▸ **Material provided**
§ §

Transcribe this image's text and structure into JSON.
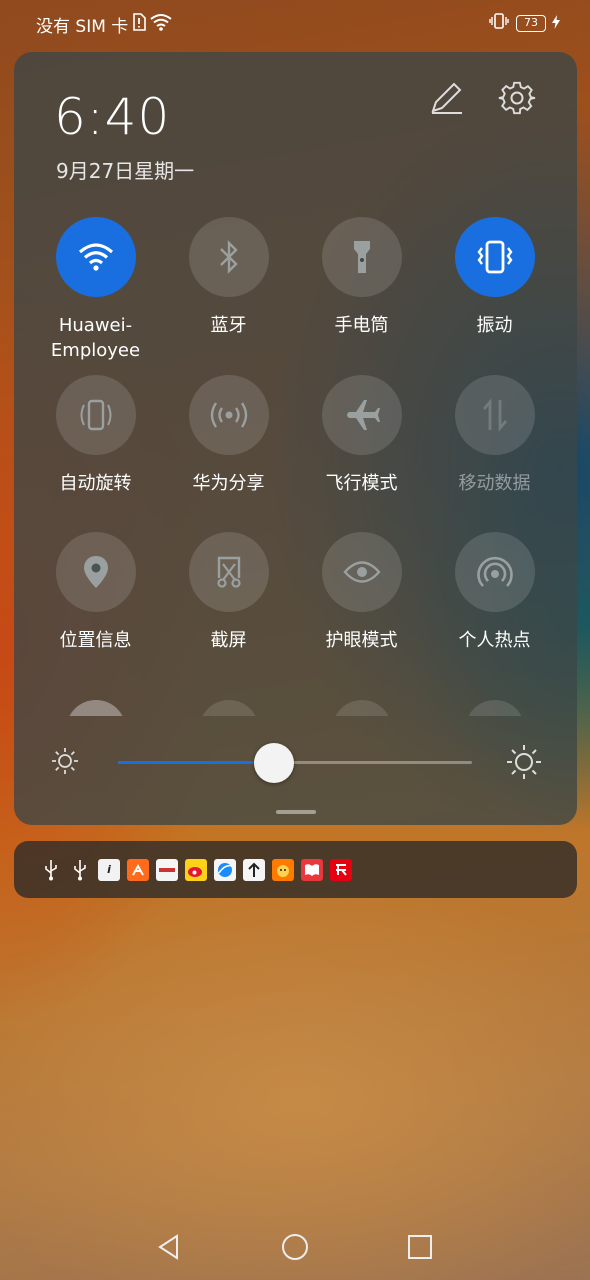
{
  "status_bar": {
    "carrier": "没有 SIM 卡",
    "battery": "73"
  },
  "panel": {
    "time": "6:40",
    "date": "9月27日星期一"
  },
  "tiles": [
    {
      "label": "Huawei-\nEmployee",
      "icon": "wifi-icon",
      "state": "active"
    },
    {
      "label": "蓝牙",
      "icon": "bluetooth-icon",
      "state": "off"
    },
    {
      "label": "手电筒",
      "icon": "flashlight-icon",
      "state": "off"
    },
    {
      "label": "振动",
      "icon": "vibrate-icon",
      "state": "active"
    },
    {
      "label": "自动旋转",
      "icon": "rotate-icon",
      "state": "off"
    },
    {
      "label": "华为分享",
      "icon": "share-icon",
      "state": "off"
    },
    {
      "label": "飞行模式",
      "icon": "airplane-icon",
      "state": "off"
    },
    {
      "label": "移动数据",
      "icon": "mobile-data-icon",
      "state": "disabled"
    },
    {
      "label": "位置信息",
      "icon": "location-icon",
      "state": "off"
    },
    {
      "label": "截屏",
      "icon": "screenshot-icon",
      "state": "off"
    },
    {
      "label": "护眼模式",
      "icon": "eye-icon",
      "state": "off"
    },
    {
      "label": "个人热点",
      "icon": "hotspot-icon",
      "state": "off"
    }
  ],
  "brightness": {
    "level": 0.44
  },
  "colors": {
    "accent": "#1a6fe0",
    "panel": "#3c4646"
  },
  "notification_icons": [
    "usb-icon",
    "usb-icon",
    "info-app-icon",
    "app-icon-orange",
    "huawei-app-icon",
    "weibo-icon",
    "browser-icon",
    "upload-icon",
    "app-icon-tiger",
    "reader-icon",
    "app-icon-red"
  ],
  "nav": [
    "back-icon",
    "home-icon",
    "recents-icon"
  ]
}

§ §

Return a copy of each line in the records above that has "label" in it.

▸ **Task solution**
      "label": "Huawei-\nEmployee",
      "label": "蓝牙",
      "label": "手电筒",
      "label": "振动",
      "label": "自动旋转",
      "label": "华为分享",
      "label": "飞行模式",
      "label": "移动数据",
      "label": "位置信息",
      "label": "截屏",
      "label": "护眼模式",
      "label": "个人热点",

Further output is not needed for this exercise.